_Directions for this task:_ From the line that contains "What data populates" through the last line of the data, copy everything exactly and nothing else, omitting the pictures.

• • •

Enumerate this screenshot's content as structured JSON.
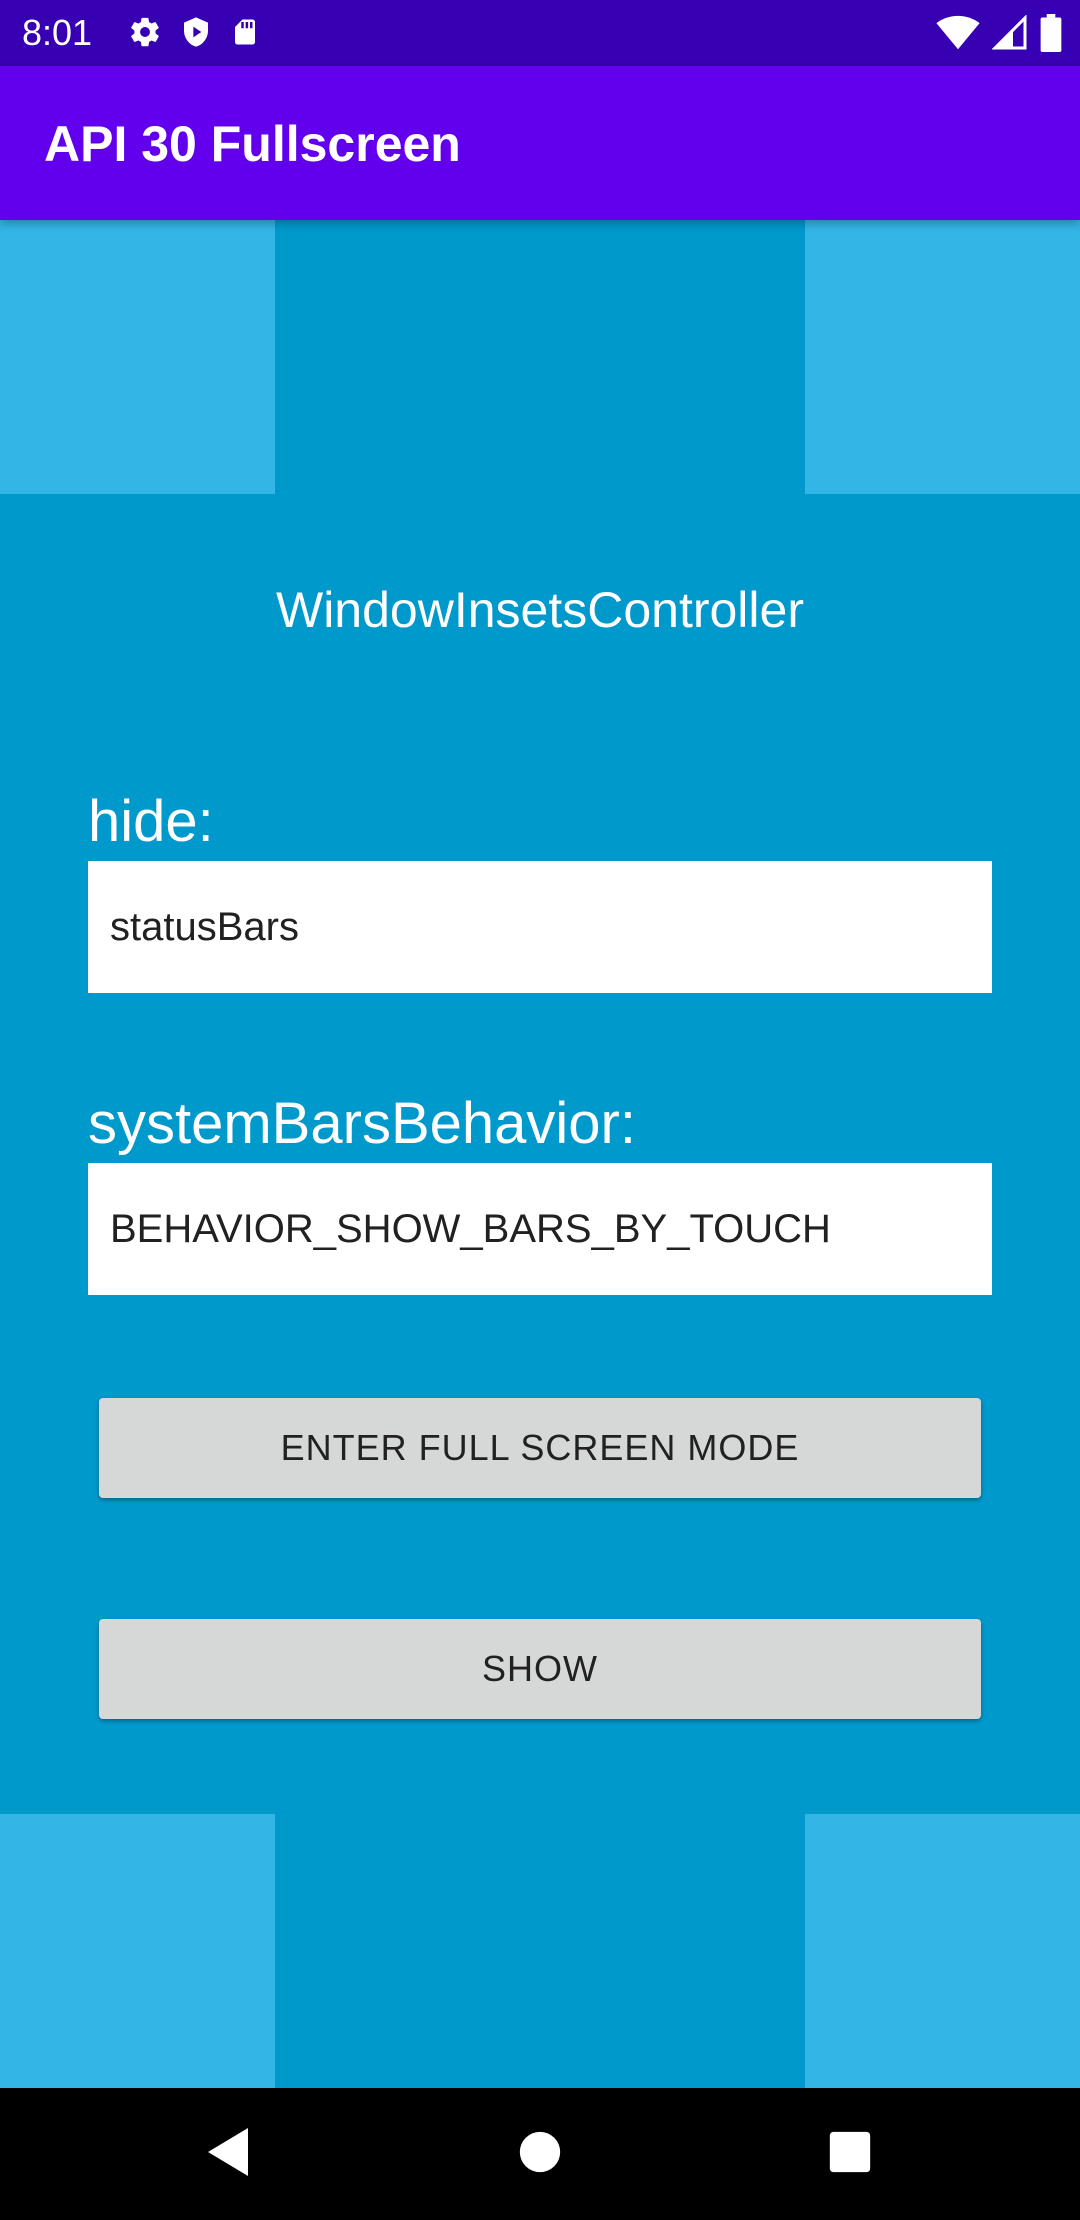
{
  "status_bar": {
    "time": "8:01",
    "icons_left": [
      "gear-icon",
      "shield-icon",
      "sd-card-icon"
    ],
    "icons_right": [
      "wifi-icon",
      "cell-signal-icon",
      "battery-icon"
    ]
  },
  "app_bar": {
    "title": "API 30 Fullscreen"
  },
  "main": {
    "heading": "WindowInsetsController",
    "hide_label": "hide:",
    "hide_value": "statusBars",
    "behavior_label": "systemBarsBehavior:",
    "behavior_value": "BEHAVIOR_SHOW_BARS_BY_TOUCH",
    "enter_button": "ENTER FULL SCREEN MODE",
    "show_button": "SHOW"
  },
  "nav_bar": {
    "buttons": [
      "back-icon",
      "home-icon",
      "recents-icon"
    ]
  },
  "colors": {
    "status_bar": "#3700B3",
    "app_bar": "#6200EE",
    "content_bg": "#0099CC",
    "corner_blocks": "#33B5E5",
    "button_bg": "#D6D7D7"
  }
}
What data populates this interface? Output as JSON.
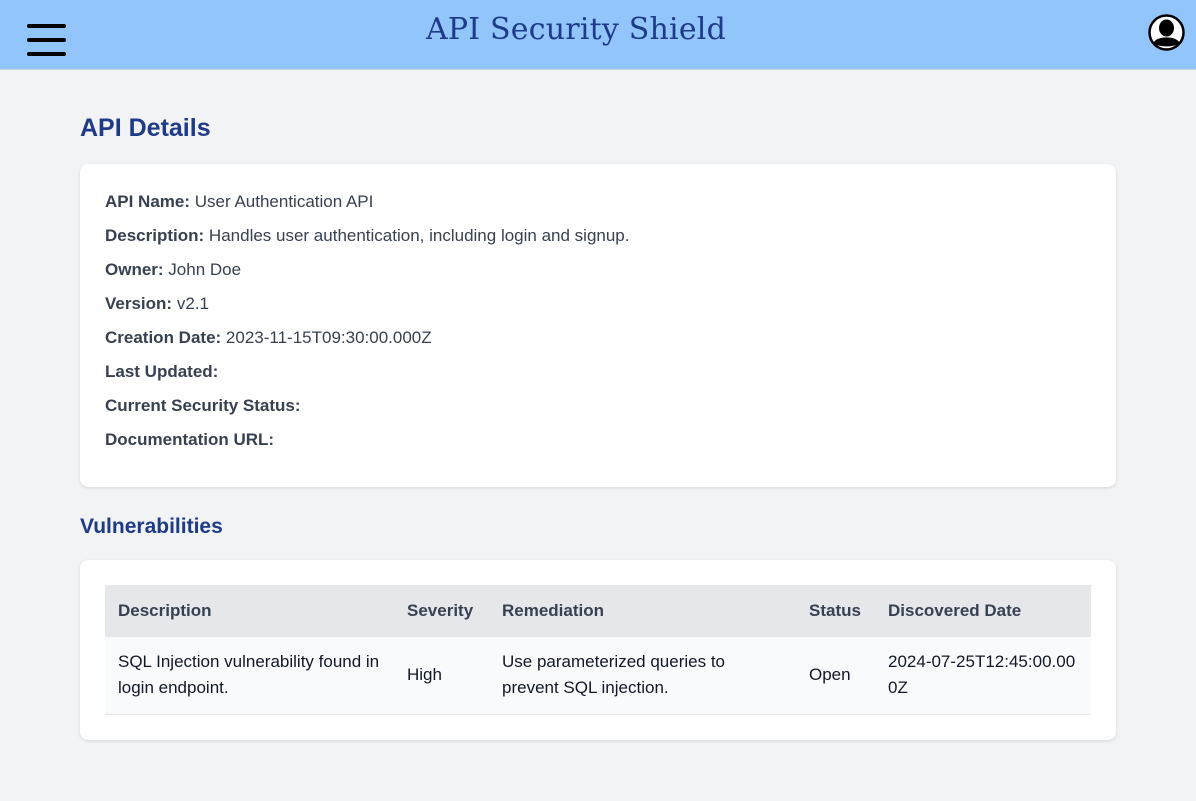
{
  "header": {
    "title": "API Security Shield",
    "menu_icon": "hamburger-menu-icon",
    "avatar_icon": "user-avatar-icon",
    "background": "#93c5fd",
    "title_color": "#1e3a8a"
  },
  "details": {
    "heading": "API Details",
    "fields": [
      {
        "label": "API Name:",
        "value": "User Authentication API"
      },
      {
        "label": "Description:",
        "value": "Handles user authentication, including login and signup."
      },
      {
        "label": "Owner:",
        "value": "John Doe"
      },
      {
        "label": "Version:",
        "value": "v2.1"
      },
      {
        "label": "Creation Date:",
        "value": "2023-11-15T09:30:00.000Z"
      },
      {
        "label": "Last Updated:",
        "value": ""
      },
      {
        "label": "Current Security Status:",
        "value": ""
      },
      {
        "label": "Documentation URL:",
        "value": ""
      }
    ]
  },
  "vulnerabilities": {
    "heading": "Vulnerabilities",
    "columns": [
      "Description",
      "Severity",
      "Remediation",
      "Status",
      "Discovered Date"
    ],
    "rows": [
      {
        "description": "SQL Injection vulnerability found in login endpoint.",
        "severity": "High",
        "remediation": "Use parameterized queries to prevent SQL injection.",
        "status": "Open",
        "discovered": "2024-07-25T12:45:00.000Z"
      }
    ]
  }
}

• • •

_Result of the task:_
What data populates this interface? Output as JSON.
{
  "header": {
    "title": "API Security Shield",
    "menu_icon": "hamburger-menu-icon",
    "avatar_icon": "user-avatar-icon",
    "background": "#93c5fd",
    "title_color": "#1e3a8a"
  },
  "details": {
    "heading": "API Details",
    "fields": [
      {
        "label": "API Name:",
        "value": "User Authentication API"
      },
      {
        "label": "Description:",
        "value": "Handles user authentication, including login and signup."
      },
      {
        "label": "Owner:",
        "value": "John Doe"
      },
      {
        "label": "Version:",
        "value": "v2.1"
      },
      {
        "label": "Creation Date:",
        "value": "2023-11-15T09:30:00.000Z"
      },
      {
        "label": "Last Updated:",
        "value": ""
      },
      {
        "label": "Current Security Status:",
        "value": ""
      },
      {
        "label": "Documentation URL:",
        "value": ""
      }
    ]
  },
  "vulnerabilities": {
    "heading": "Vulnerabilities",
    "columns": [
      "Description",
      "Severity",
      "Remediation",
      "Status",
      "Discovered Date"
    ],
    "rows": [
      {
        "description": "SQL Injection vulnerability found in login endpoint.",
        "severity": "High",
        "remediation": "Use parameterized queries to prevent SQL injection.",
        "status": "Open",
        "discovered": "2024-07-25T12:45:00.000Z"
      }
    ]
  }
}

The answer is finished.